- **Work required**
Look through the entries below and count every line in which "code" appears; reply with the number only.

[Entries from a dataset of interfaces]

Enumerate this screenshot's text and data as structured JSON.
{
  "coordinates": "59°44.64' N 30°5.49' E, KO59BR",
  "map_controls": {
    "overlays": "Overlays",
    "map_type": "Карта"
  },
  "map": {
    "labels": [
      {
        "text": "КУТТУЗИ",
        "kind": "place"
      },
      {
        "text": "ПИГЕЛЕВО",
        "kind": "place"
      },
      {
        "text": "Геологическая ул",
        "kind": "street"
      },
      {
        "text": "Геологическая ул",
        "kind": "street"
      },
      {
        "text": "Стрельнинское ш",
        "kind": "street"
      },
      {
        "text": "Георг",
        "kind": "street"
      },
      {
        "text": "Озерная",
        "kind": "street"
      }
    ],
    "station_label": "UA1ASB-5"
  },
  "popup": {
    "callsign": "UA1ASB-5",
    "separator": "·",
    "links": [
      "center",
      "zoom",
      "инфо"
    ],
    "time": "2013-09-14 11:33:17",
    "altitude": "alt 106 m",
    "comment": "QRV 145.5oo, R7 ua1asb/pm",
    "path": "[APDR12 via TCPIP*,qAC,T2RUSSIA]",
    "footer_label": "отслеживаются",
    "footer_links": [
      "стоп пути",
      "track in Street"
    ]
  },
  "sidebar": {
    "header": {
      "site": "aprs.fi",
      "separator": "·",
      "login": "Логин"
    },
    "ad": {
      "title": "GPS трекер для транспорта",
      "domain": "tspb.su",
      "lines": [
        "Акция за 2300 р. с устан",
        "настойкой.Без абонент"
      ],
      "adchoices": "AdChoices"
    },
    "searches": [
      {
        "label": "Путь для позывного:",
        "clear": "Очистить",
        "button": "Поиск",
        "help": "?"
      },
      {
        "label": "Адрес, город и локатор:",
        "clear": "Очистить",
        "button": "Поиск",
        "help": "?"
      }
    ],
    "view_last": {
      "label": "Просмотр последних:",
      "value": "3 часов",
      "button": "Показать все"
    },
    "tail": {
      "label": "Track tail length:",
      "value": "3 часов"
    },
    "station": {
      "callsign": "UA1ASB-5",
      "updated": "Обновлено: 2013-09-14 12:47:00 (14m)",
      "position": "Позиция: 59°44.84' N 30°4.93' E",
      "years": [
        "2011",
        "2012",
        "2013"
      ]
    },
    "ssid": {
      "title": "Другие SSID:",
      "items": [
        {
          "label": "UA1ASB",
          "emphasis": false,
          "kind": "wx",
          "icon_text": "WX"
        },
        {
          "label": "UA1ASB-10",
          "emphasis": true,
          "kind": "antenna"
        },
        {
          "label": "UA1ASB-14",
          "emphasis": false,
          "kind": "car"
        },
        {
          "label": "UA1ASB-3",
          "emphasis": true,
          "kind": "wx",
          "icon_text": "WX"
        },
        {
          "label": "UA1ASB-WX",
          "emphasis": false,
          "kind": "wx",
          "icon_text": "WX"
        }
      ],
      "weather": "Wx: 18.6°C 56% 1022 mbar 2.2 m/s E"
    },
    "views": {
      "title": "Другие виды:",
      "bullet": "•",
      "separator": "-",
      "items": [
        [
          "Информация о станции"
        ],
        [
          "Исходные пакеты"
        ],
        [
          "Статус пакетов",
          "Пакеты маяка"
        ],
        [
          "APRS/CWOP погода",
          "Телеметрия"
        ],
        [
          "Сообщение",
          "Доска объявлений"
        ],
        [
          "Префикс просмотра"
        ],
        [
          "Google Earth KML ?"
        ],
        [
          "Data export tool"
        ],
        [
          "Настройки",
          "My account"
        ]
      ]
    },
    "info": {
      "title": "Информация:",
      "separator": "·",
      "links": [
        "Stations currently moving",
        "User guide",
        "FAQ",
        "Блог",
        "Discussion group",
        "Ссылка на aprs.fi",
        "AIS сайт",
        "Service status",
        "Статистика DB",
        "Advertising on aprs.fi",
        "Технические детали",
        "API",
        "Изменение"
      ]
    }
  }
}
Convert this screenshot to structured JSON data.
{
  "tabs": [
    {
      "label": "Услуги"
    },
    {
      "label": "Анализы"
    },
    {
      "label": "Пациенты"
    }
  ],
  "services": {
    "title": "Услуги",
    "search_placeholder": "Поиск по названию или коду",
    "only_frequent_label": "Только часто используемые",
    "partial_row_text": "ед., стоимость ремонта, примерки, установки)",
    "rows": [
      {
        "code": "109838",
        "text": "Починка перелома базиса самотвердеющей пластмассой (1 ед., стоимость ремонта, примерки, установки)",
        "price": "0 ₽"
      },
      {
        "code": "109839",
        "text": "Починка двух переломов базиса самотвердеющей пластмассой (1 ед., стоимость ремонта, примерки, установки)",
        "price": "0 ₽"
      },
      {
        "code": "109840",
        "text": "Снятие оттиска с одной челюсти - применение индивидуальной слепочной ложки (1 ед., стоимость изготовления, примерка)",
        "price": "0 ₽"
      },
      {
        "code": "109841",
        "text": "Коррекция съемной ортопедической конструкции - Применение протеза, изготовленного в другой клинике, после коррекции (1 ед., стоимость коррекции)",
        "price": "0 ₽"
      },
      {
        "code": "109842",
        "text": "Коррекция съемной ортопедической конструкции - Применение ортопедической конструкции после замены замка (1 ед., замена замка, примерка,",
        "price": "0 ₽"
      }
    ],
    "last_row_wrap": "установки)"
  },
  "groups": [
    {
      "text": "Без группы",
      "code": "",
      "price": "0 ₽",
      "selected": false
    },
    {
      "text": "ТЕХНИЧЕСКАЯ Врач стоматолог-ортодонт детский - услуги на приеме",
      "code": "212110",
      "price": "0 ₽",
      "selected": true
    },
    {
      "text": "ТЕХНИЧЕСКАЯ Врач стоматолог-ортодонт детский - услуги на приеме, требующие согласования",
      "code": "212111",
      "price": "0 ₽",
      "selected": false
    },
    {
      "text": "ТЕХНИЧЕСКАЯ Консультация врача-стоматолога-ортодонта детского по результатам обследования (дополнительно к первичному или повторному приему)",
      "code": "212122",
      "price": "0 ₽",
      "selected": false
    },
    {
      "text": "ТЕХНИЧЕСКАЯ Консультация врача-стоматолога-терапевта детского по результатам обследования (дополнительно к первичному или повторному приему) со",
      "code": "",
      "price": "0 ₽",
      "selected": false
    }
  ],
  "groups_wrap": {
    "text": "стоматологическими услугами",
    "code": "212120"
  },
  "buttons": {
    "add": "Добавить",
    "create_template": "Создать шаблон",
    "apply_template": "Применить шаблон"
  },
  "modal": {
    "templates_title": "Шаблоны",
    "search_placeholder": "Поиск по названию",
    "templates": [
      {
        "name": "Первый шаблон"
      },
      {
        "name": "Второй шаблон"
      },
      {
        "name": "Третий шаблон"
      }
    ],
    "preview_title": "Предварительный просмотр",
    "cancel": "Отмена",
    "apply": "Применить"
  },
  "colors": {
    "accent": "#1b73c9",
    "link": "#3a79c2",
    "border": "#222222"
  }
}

- **Result of the exercise**
11